**Stored items from a collection:**
_____

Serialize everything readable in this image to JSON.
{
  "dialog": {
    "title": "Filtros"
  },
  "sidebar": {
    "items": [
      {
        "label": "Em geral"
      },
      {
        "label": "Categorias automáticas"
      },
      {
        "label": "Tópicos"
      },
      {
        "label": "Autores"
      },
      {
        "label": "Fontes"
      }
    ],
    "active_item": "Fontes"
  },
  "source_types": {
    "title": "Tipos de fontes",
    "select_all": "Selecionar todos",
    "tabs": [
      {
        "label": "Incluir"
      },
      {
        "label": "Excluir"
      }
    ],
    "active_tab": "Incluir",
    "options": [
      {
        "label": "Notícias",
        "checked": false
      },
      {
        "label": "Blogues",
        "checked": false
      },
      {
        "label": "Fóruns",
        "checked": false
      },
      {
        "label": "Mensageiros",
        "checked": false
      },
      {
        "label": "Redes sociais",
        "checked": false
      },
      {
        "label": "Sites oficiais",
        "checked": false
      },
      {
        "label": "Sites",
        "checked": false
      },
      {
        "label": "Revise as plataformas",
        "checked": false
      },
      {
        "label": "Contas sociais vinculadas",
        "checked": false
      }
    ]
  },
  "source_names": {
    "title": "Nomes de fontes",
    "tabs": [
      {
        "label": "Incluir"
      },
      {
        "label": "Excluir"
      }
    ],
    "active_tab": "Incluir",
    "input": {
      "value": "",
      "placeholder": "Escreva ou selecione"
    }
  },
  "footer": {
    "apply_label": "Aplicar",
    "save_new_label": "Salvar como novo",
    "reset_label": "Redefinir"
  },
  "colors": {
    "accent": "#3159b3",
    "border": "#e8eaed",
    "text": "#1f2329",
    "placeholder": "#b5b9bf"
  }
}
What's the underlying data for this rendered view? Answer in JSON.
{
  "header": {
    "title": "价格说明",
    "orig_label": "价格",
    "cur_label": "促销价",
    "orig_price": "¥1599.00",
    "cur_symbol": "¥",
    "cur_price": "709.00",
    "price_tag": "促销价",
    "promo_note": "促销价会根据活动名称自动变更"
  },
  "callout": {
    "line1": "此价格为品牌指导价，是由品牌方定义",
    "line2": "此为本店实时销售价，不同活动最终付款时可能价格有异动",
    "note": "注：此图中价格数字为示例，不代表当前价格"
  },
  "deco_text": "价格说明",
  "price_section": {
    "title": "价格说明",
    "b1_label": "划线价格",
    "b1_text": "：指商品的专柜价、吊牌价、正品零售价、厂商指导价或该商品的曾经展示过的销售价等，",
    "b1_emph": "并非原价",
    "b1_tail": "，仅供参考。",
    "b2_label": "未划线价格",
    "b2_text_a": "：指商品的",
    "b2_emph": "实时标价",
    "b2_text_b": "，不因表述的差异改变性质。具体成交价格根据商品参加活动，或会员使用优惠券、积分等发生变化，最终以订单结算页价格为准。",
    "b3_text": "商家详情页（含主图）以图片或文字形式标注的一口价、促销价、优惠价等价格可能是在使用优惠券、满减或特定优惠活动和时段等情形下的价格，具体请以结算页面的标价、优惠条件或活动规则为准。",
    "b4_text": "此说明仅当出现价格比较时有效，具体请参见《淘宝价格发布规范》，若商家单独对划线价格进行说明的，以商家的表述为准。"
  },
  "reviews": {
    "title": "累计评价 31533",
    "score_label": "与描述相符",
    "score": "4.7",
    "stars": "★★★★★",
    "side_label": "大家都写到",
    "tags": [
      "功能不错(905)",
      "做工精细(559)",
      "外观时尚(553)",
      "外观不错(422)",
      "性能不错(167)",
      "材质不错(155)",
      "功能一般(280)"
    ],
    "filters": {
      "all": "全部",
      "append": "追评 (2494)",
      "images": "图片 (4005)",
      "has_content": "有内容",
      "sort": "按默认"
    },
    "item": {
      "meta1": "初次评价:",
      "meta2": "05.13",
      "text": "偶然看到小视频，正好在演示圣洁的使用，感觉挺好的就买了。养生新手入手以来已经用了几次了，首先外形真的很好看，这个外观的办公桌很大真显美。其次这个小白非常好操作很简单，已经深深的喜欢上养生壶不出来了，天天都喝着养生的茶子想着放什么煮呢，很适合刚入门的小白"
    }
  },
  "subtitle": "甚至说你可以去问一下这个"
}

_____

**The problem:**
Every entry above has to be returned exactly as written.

**Output of the exercise:**
Serialize everything readable in this image to JSON.
{
  "dialog": {
    "title": "Filtros"
  },
  "sidebar": {
    "items": [
      {
        "label": "Em geral"
      },
      {
        "label": "Categorias automáticas"
      },
      {
        "label": "Tópicos"
      },
      {
        "label": "Autores"
      },
      {
        "label": "Fontes"
      }
    ],
    "active_item": "Fontes"
  },
  "source_types": {
    "title": "Tipos de fontes",
    "select_all": "Selecionar todos",
    "tabs": [
      {
        "label": "Incluir"
      },
      {
        "label": "Excluir"
      }
    ],
    "active_tab": "Incluir",
    "options": [
      {
        "label": "Notícias",
        "checked": false
      },
      {
        "label": "Blogues",
        "checked": false
      },
      {
        "label": "Fóruns",
        "checked": false
      },
      {
        "label": "Mensageiros",
        "checked": false
      },
      {
        "label": "Redes sociais",
        "checked": false
      },
      {
        "label": "Sites oficiais",
        "checked": false
      },
      {
        "label": "Sites",
        "checked": false
      },
      {
        "label": "Revise as plataformas",
        "checked": false
      },
      {
        "label": "Contas sociais vinculadas",
        "checked": false
      }
    ]
  },
  "source_names": {
    "title": "Nomes de fontes",
    "tabs": [
      {
        "label": "Incluir"
      },
      {
        "label": "Excluir"
      }
    ],
    "active_tab": "Incluir",
    "input": {
      "value": "",
      "placeholder": "Escreva ou selecione"
    }
  },
  "footer": {
    "apply_label": "Aplicar",
    "save_new_label": "Salvar como novo",
    "reset_label": "Redefinir"
  },
  "colors": {
    "accent": "#3159b3",
    "border": "#e8eaed",
    "text": "#1f2329",
    "placeholder": "#b5b9bf"
  }
}
What's the underlying data for this rendered view? Answer in JSON.
{
  "header": {
    "title": "价格说明",
    "orig_label": "价格",
    "cur_label": "促销价",
    "orig_price": "¥1599.00",
    "cur_symbol": "¥",
    "cur_price": "709.00",
    "price_tag": "促销价",
    "promo_note": "促销价会根据活动名称自动变更"
  },
  "callout": {
    "line1": "此价格为品牌指导价，是由品牌方定义",
    "line2": "此为本店实时销售价，不同活动最终付款时可能价格有异动",
    "note": "注：此图中价格数字为示例，不代表当前价格"
  },
  "deco_text": "价格说明",
  "price_section": {
    "title": "价格说明",
    "b1_label": "划线价格",
    "b1_text": "：指商品的专柜价、吊牌价、正品零售价、厂商指导价或该商品的曾经展示过的销售价等，",
    "b1_emph": "并非原价",
    "b1_tail": "，仅供参考。",
    "b2_label": "未划线价格",
    "b2_text_a": "：指商品的",
    "b2_emph": "实时标价",
    "b2_text_b": "，不因表述的差异改变性质。具体成交价格根据商品参加活动，或会员使用优惠券、积分等发生变化，最终以订单结算页价格为准。",
    "b3_text": "商家详情页（含主图）以图片或文字形式标注的一口价、促销价、优惠价等价格可能是在使用优惠券、满减或特定优惠活动和时段等情形下的价格，具体请以结算页面的标价、优惠条件或活动规则为准。",
    "b4_text": "此说明仅当出现价格比较时有效，具体请参见《淘宝价格发布规范》，若商家单独对划线价格进行说明的，以商家的表述为准。"
  },
  "reviews": {
    "title": "累计评价 31533",
    "score_label": "与描述相符",
    "score": "4.7",
    "stars": "★★★★★",
    "side_label": "大家都写到",
    "tags": [
      "功能不错(905)",
      "做工精细(559)",
      "外观时尚(553)",
      "外观不错(422)",
      "性能不错(167)",
      "材质不错(155)",
      "功能一般(280)"
    ],
    "filters": {
      "all": "全部",
      "append": "追评 (2494)",
      "images": "图片 (4005)",
      "has_content": "有内容",
      "sort": "按默认"
    },
    "item": {
      "meta1": "初次评价:",
      "meta2": "05.13",
      "text": "偶然看到小视频，正好在演示圣洁的使用，感觉挺好的就买了。养生新手入手以来已经用了几次了，首先外形真的很好看，这个外观的办公桌很大真显美。其次这个小白非常好操作很简单，已经深深的喜欢上养生壶不出来了，天天都喝着养生的茶子想着放什么煮呢，很适合刚入门的小白"
    }
  },
  "subtitle": "甚至说你可以去问一下这个"
}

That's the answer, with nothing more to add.